Last Updated: 6/23/2014
Wisconsin’s rich and diverse landscape offers acres of amazing camping opportunities. Whether you cabin, tent or RV camp in remote areas, near shorelines or on bluffs– being prepared for your camping adventure is the best way to ensure a fun, safe and memorable trip. And cue this blog!
Scouting the Campsite
Chart out your camping route ahead of time and think about bringing an actual map or GPS, since cellphones don’t always get reception in remote areas. Rules and regulations vary from state parks to privately owned campgrounds so it’s best to research things ahead such as quiet hours, campsite fees and trail passes. A vehicle admission sticker is required on all motor vehicles stopping in state parks and recreation areas; we recommend investing in the annual pass to get the most bang for your buck. Not sure where to camp? Here are a few resources to help you decide:
- For placing your reservation: Visit Reserve America
- For browsing destinations:
What to Bring
You never know what Mother Nature has in store, so packing the right gear can be the difference between a soggy weekend and one you’ll remember for years.
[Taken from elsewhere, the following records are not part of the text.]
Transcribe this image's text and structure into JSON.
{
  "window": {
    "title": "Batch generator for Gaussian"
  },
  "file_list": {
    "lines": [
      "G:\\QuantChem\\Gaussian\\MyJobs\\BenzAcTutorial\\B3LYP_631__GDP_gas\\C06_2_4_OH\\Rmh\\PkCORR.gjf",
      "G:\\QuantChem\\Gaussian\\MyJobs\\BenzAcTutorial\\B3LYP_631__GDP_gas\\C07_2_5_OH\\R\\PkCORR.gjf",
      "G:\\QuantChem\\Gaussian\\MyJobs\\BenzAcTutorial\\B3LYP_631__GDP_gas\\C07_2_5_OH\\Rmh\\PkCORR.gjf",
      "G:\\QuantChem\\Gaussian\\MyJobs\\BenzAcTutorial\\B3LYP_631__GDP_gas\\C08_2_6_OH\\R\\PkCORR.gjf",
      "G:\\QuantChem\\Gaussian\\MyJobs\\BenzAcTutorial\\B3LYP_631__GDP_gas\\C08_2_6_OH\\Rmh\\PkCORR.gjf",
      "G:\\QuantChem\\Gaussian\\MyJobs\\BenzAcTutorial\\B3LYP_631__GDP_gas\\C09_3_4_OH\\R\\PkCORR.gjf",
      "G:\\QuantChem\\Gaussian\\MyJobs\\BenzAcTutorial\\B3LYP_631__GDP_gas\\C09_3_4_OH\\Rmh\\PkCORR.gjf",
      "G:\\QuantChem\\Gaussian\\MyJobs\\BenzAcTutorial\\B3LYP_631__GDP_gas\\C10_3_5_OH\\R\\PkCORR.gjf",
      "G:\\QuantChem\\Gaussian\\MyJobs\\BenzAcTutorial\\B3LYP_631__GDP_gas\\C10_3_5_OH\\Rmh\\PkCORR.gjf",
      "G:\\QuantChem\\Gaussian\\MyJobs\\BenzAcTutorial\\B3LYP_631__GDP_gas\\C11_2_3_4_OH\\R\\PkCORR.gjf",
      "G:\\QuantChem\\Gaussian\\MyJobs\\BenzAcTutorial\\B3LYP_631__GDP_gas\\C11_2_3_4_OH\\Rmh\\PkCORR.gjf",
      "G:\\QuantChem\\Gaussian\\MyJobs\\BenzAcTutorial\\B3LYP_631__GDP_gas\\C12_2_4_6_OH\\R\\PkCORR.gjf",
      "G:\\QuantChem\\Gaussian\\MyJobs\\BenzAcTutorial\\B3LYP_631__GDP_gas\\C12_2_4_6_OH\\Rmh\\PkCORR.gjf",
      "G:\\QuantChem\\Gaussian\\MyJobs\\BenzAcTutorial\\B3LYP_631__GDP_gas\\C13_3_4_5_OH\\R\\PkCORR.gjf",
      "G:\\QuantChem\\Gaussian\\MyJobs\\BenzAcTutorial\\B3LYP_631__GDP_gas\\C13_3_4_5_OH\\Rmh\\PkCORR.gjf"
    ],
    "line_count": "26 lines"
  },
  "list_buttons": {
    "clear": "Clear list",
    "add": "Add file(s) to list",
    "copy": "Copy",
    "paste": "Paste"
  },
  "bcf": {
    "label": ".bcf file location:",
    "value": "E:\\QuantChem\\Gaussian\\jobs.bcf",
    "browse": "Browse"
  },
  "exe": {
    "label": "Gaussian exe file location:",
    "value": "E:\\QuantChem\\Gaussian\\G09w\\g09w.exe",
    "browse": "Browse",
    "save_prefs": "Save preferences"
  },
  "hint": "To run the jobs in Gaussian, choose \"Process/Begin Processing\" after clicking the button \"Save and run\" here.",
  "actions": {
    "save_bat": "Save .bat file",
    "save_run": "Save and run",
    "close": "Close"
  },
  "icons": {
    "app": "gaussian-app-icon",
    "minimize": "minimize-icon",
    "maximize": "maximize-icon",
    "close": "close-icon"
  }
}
It’s also easy to forget the camping essentials such as matches, extra rope or bug spray. We found this comprehensive checklist from outdoor experts, REI that includes all of the above and more. Check it out and be prepared!
Food Storage When Camping
Our four-legged woodland friends (large and small) are always on the look out for a free meal, and you’d be surprised how dexterous some of them can be! If possible, food should be stored downwind of your site and always properly secured before you go to bed or venture out for the day. We recommend a metal food locker or scent-proof and hard-to-open canister. Anything aromatic (including lotions or bug spray) should be stored similar to food. Some campers opt to tie up their food (and garbage, too) in a tree, a little ways away from the site, to help to avoid extra dinner guests.
Let’s face it, campfires make the experience. Wisconsin law has strict rules in place regarding the transportation of firewood in order to protect our forests from pest infestation (such as emerald ash borer) and disease – keeping trees strong and healthy for generations to come. Check with the Wisconsin DNR for the latest rules and regulations. Of course, the safest bet is just to buy firewood onsite.
Respecting Mother Nature
Camping courtesy is a must in Wisconsin. So, try to leave the campsite as you found it – take your litter and food with you, but be sure not to take the forest creatures home with you – they really don’t make very good pets.This entry was posted in Camping